Macbeth Goes Digital: Folger Shakespeare Library Launches Digital Texts

Folger Shakespeare Library announces the release of its new Digital Texts, a free, online resource that offers twelve of Shakespeare’s most popular plays from Folger Editions.

Try Folger Digital Texts.

From the Folger press release:

Folger Digital Texts offers meticulously edited, accurate texts—drawn from the Folger Editions, the leading Shakespeare texts used in American classrooms—in a beautifully readable format with the added power of in-depth, behind-the-scenes coding. The texts—including full source code—is a free, online resource for students and teachers, theatergoers, scholars, and others.

The first Folger Digital Texts include a dozen of Shakespeare’s best known plays, including HamletMacbethA Midsummer Night’s Dream, and The Tempest. Throughout 2013, we will be adding to Folger Digital Texts until it includes all of Shakespeare’s plays as well as his poems.

Read, Search, and Enjoy
Users can read the plays online, download PDFs for offline reading, search for keywords within a single play or the whole corpus, and navigate by act, scene, line, or the new Folger throughline numbers. Every word, space, and piece of punctuation has its own place online.

Plays are also displayed with the same page numbers as in the Folger Shakespeare Library print editions to allow the two to be easily used together in classrooms.

Download the Code
The full source code of the texts may be downloaded by researchers and developers at no cost for noncommercial use—a major time-saver for scholarly research, app development, and other projects. By sharing the coded text, the Folger hopes to significantly advance digital humanities research into the works of Shakespeare and other writers of his time.

“We are delighted that we are now making the complete text of the twelve most popular plays available to anyone with a web connection,” notes Folger Director Michael Witmore. “The most widely-used electronic version of the plays–the Globe Edition (1864)–is over a century old.
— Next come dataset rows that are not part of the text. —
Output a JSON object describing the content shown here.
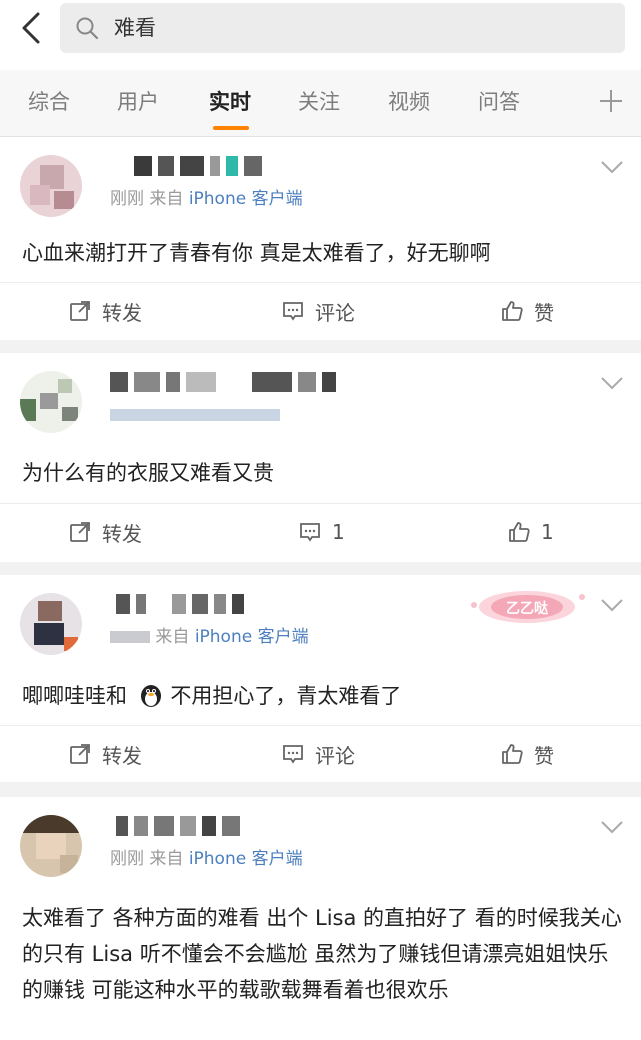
{
  "search": {
    "query": "难看"
  },
  "tabs": [
    {
      "label": "综合"
    },
    {
      "label": "用户"
    },
    {
      "label": "实时"
    },
    {
      "label": "关注"
    },
    {
      "label": "视频"
    },
    {
      "label": "问答"
    }
  ],
  "accent_color": "#ff8200",
  "link_color": "#4c7fbf",
  "posts": [
    {
      "time": "刚刚",
      "source_prefix": "来自",
      "source": "iPhone 客户端",
      "content": "心血来潮打开了青春有你 真是太难看了，好无聊啊",
      "repost_label": "转发",
      "comment_label": "评论",
      "like_label": "赞"
    },
    {
      "time": "",
      "source_prefix": "",
      "source": "",
      "content": "为什么有的衣服又难看又贵",
      "repost_label": "转发",
      "comment_label": "1",
      "like_label": "1"
    },
    {
      "time": "",
      "source_prefix": "来自",
      "source": "iPhone 客户端",
      "content_before": "唧唧哇哇和",
      "content_after": " 不用担心了，青太难看了",
      "emoji_icon": "penguin-icon",
      "badge_text": "乙乙哒",
      "repost_label": "转发",
      "comment_label": "评论",
      "like_label": "赞"
    },
    {
      "time": "刚刚",
      "source_prefix": "来自",
      "source": "iPhone 客户端",
      "content": "太难看了 各种方面的难看 出个 Lisa 的直拍好了 看的时候我关心的只有 Lisa 听不懂会不会尴尬 虽然为了赚钱但请漂亮姐姐快乐的赚钱 可能这种水平的载歌载舞看着也很欢乐"
    }
  ]
}
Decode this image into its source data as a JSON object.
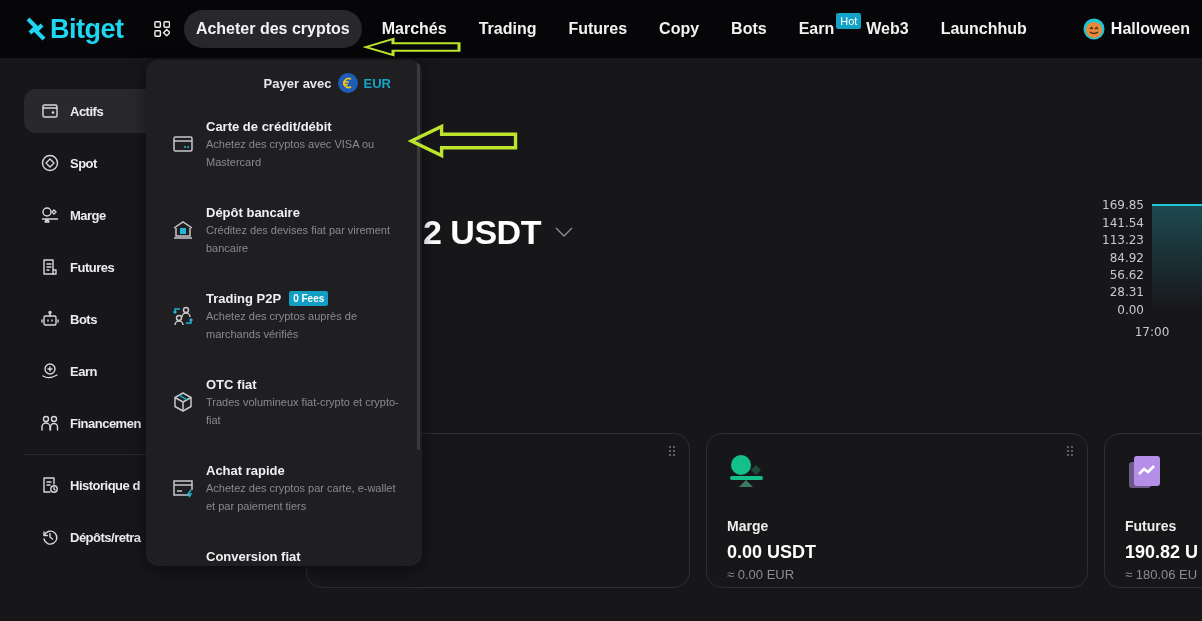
{
  "nav": {
    "logo": "Bitget",
    "items": [
      {
        "label": "Acheter des cryptos",
        "selected": true
      },
      {
        "label": "Marchés",
        "selected": false
      },
      {
        "label": "Trading",
        "selected": false
      },
      {
        "label": "Futures",
        "selected": false
      },
      {
        "label": "Copy",
        "selected": false
      },
      {
        "label": "Bots",
        "selected": false
      },
      {
        "label": "Earn",
        "selected": false,
        "badge": "Hot"
      },
      {
        "label": "Web3",
        "selected": false
      },
      {
        "label": "Launchhub",
        "selected": false
      },
      {
        "label": "Halloween",
        "selected": false,
        "kind": "event"
      }
    ]
  },
  "sidebar": {
    "groups": [
      {
        "items": [
          {
            "label": "Actifs",
            "selected": true
          },
          {
            "label": "Spot",
            "selected": false
          },
          {
            "label": "Marge",
            "selected": false
          },
          {
            "label": "Futures",
            "selected": false
          },
          {
            "label": "Bots",
            "selected": false
          },
          {
            "label": "Earn",
            "selected": false
          },
          {
            "label": "Financemen",
            "selected": false
          }
        ]
      },
      {
        "items": [
          {
            "label": "Historique d",
            "selected": false
          },
          {
            "label": "Dépôts/retra",
            "selected": false
          }
        ]
      }
    ]
  },
  "buy_menu": {
    "pay_label": "Payer avec",
    "currency": "EUR",
    "items": [
      {
        "title": "Carte de crédit/débit",
        "description": "Achetez des cryptos avec VISA ou Mastercard"
      },
      {
        "title": "Dépôt bancaire",
        "description": "Créditez des devises fiat par virement bancaire"
      },
      {
        "title": "Trading P2P",
        "badge": "0 Fees",
        "description": "Achetez des cryptos auprès de marchands vérifiés"
      },
      {
        "title": "OTC fiat",
        "description": "Trades volumineux fiat-crypto et crypto-fiat"
      },
      {
        "title": "Achat rapide",
        "description": "Achetez des cryptos par carte, e-wallet et par paiement tiers"
      },
      {
        "title": "Conversion fiat"
      }
    ]
  },
  "overview": {
    "balance": "2 USDT",
    "chart_data": {
      "type": "area",
      "categories": [
        "17:00"
      ],
      "ylim": [
        0,
        169.85
      ],
      "yticks": [
        {
          "value": 0,
          "label": "0.00"
        },
        {
          "value": 28.31,
          "label": "28.31"
        },
        {
          "value": 56.62,
          "label": "56.62"
        },
        {
          "value": 84.92,
          "label": "84.92"
        },
        {
          "value": 113.23,
          "label": "113.23"
        },
        {
          "value": 141.54,
          "label": "141.54"
        },
        {
          "value": 169.85,
          "label": "169.85"
        }
      ]
    }
  },
  "cards": [
    {
      "kind": "blank",
      "draggable": true
    },
    {
      "kind": "margin",
      "draggable": true,
      "name": "Marge",
      "amount": "0.00 USDT",
      "approx": "≈ 0.00 EUR"
    },
    {
      "kind": "futures",
      "draggable": false,
      "name": "Futures",
      "amount": "190.82 U",
      "approx": "≈ 180.06 EU"
    }
  ]
}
I believe the Folger Digital Texts will replace it as the electronic edition of record for Shakespeare’s plays.”

Janet Clarke

Janet Clarke

Associate Dean, Research & User Engagement at Stony Brook University Libraries
Janet Clarke
Posted in Arts & Humanities, Comparative Studies, MFA Theatre & Film, Research, Theatre, Writing and Literature